Originally Posted by Chronobuster
The Turion platform is not as efficient as the PM platforms (being the 915 and 855 platforms), and as such, they get about an hour less battery life than a comparable PM. The Turions also benchmark below the PMs, except that difference is unnoticeable in practical applications.
Just to correct you, the power consumption is not
accurate. The Turion comes in two flavors: The MT and the ML. The ML uses 35W, and is the more power hungry of the two; if you get the Ferrari, you will be getting the ML. To put it in perspective, the Pentium-M uses 27W. Either way, the Ferrari delivers about 3+ hours of battery life performance--about the same of a similarly equipped Z71V. On the other hand, the MT line uses 25W of power, 2 less than the Pentium-M; before today, the fastest MT processor was a 1.8ghz--not very comparable to Pentium-M's top of the line processors. HOWEVER, AMD announced the MT-37 (2.0ghz) and MT-40 (2.2ghz) processors. Not only are they half the price of their equivalent Pentium-Ms, but if an ML uses the same battery life in equivalent P-M notebooks, the MT processors should easily push those battery life marks up into the 4 hour range.
Sorry if that's a little too much information! Its too little to split apart, so I decided to clump it all together! All I can say is, the Pentium-M has a serious competitor on its hands.
As for the benchmarks, I go by what I've read in reviews and, largely what I've read on GamePC's benchmarks of the two systems. Let me forewarn you by saying that most users don't trust them, but let me also say that they have yet to point out even a single reason as to why their benchmarking procedures are flawed. Additionally, common sense dictates why each processor would be better in each field, which the benchmarks support.
So based on these benchmarks, the 64-bit processor does extremely well in workstation performance such as rendering, CAD, and video encoding. The Turion has shown much faster performance in memory processing, so things that require a lot of memory (like the tasks I mentioned above) will excel. In addition to the fact that the 64-bit processors can hold more than 4gb of RAM (obviously, not a strong point for a laptop), the Turion also features SSE3 instructions over the SSE2 from the Pentium-M--a benefit which will only aid programs that actively take advantage of the additional lines.
With that being said, now for some reasons for the Pentium-M! For one, the battery life is technically going to be faster--the Ferrari, a popular Turion/gaming machine has an 8-cell battery, which is why it's able to match the battery life of an equivalent 6-cell Pentium-M machine. In games, the Pentium-M definitely shows an aptitude for continual mathematical operations--in other words, long chains. This, plus the larger, 2mb cache, will make the Pentium-M a much more viable choice if you plan on gaming a lot.
Now that all that's down, keep in mind one thing: the differences between the two are very, very small. If you were to use two laptops with identical speeds, the difference would only be noticable if you got down and dirty with benchmarks. However, since you do plan on modeling and/or using synthetic programs, the Turion might be a better choice for you, simply because of all the software to take advantage of 64-bit processes, those things would be the prime beneficiaries.

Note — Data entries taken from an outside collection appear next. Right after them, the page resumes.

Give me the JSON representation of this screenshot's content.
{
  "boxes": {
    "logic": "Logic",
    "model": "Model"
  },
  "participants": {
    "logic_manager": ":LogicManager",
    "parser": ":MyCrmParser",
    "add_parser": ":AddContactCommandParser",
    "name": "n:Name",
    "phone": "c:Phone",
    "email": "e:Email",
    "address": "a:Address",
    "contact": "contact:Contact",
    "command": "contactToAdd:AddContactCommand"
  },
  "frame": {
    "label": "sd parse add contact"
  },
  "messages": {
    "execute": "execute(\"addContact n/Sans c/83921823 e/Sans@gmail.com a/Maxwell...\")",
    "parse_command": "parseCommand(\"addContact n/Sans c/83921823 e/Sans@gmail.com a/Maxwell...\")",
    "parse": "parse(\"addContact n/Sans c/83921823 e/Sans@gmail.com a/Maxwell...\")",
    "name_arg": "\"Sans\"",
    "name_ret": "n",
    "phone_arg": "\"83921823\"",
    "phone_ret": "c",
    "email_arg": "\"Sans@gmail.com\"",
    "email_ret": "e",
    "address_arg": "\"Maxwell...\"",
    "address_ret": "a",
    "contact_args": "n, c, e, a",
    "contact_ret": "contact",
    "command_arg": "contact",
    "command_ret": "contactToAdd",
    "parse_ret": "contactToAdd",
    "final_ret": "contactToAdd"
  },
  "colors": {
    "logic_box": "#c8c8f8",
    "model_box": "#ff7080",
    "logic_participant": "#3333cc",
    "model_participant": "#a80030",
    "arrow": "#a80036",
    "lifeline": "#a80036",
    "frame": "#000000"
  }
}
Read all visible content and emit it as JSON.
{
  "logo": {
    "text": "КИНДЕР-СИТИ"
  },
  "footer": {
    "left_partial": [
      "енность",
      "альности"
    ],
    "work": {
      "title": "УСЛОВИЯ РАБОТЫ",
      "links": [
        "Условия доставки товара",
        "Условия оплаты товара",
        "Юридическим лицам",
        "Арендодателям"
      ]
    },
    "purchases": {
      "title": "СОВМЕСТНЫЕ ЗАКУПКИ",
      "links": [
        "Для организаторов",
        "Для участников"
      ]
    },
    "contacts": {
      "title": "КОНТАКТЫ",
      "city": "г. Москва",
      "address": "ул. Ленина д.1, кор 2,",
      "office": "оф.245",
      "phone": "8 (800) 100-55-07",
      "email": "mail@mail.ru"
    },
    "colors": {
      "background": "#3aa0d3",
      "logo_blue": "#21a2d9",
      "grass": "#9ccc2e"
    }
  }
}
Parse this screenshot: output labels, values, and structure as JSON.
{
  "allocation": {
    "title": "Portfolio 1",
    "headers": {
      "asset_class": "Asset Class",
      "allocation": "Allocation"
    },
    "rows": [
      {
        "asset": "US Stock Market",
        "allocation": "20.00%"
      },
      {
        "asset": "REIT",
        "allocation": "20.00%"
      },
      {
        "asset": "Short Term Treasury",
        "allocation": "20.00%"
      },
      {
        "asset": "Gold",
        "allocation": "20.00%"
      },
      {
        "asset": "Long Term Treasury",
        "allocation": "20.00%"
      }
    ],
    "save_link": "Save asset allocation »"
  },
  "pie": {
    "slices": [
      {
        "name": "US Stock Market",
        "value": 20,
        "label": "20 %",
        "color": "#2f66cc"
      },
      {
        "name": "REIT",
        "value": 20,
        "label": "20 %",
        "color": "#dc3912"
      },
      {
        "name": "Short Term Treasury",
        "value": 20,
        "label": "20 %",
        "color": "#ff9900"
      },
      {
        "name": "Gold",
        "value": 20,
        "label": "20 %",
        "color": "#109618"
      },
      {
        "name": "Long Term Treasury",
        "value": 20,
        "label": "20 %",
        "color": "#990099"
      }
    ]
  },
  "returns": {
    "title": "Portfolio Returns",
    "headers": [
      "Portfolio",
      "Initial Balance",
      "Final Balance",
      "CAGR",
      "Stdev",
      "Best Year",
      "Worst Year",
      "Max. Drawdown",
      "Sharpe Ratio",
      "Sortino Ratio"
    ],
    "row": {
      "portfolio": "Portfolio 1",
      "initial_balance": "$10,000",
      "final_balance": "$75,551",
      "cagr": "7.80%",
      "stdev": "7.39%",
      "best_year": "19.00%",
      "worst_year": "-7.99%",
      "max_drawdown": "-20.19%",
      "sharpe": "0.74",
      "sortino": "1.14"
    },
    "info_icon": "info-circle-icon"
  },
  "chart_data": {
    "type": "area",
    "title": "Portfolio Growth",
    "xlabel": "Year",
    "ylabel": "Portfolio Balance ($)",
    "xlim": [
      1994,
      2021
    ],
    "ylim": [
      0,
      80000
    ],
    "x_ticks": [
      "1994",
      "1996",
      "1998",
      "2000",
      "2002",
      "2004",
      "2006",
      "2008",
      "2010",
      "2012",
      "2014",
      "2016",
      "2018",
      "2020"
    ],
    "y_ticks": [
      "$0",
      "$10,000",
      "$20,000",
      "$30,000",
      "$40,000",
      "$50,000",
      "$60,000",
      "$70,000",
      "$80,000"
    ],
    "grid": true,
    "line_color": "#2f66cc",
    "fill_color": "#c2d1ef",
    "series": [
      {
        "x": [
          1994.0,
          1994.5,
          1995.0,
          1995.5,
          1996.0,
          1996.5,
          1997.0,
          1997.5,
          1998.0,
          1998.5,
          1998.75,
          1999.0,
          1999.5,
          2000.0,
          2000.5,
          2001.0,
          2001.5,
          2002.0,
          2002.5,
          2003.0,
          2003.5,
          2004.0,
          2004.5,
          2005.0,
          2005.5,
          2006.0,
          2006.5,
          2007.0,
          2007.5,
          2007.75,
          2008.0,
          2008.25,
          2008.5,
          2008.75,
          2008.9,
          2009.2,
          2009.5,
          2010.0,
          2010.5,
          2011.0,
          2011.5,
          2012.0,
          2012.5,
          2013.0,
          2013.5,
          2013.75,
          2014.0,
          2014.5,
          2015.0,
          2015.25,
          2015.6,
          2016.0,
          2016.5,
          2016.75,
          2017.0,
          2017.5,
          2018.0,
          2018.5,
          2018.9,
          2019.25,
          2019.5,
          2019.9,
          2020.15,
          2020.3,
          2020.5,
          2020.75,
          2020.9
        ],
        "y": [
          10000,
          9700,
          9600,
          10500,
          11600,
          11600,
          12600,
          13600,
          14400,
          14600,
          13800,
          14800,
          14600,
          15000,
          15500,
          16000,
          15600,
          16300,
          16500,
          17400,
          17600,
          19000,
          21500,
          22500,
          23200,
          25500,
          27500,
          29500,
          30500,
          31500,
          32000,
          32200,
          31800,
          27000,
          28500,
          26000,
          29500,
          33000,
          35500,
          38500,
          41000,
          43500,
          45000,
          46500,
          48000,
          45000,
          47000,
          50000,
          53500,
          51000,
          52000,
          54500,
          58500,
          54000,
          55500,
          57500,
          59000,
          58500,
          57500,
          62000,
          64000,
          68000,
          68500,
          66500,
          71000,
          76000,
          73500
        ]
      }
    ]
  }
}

A note about your GPU comment. If you're in the running for a full desktop replacement, the 6800 Go Ultra definitely "trumps" the top of the line, MX800 line. No question about it. However, where nVidia owns the DTR line, ATI has definitely taken advantage of the often overlooked mid-range section. The midrange card from nVidia is the Geforce 6600 Go, with ATI's being the X700. In most laptops (but not all), the X700 has a tendency to beat out the 6600 Go. In the Acer Ferrari 4005, the standard clock speeds are usually around the low to mid 2000 range in 3DMark05. Comparatively, the 6600 Go (in its underclocked state) usually gets in the mid-upper 1000s.
However, that is not exactly the case for all laptops. Through some means (and I have not seen anything in the way of definite proof), people have claimed to reach the high 2000s with the 6600 Go in an MSI laptop. Yet I have definitely seen proof that the X700 can easily reach the high 2000s as well--and that's not even with extremely overclocking.
If you've narrowed your choices down to any specific choices, do tell! The Ferrari 4005 is a fantastic notebook if you're looking for a gaming system, but its even better if you're in the market for 64-bit. The X700 card will square off well as a mobile gaming machine. Good luck, and I hope all this helps!
EDIT: My 1000th post!
EDIT AGAIN: Despite what most people claim, 64-bit is not
right around the corner; if anything, we won't see 64-bit software trickling in for months, and having 64-bit won't even begin
to become a necessity for at least a few years. If you plan on using this for college or what not, by the time 64-bit processing is a smarter choice, you probably won't be able to buy 32-bit processors anymore. Remember that just because 64-bit is new and great, 99% of computers in use by consumers are running 32-bit processors.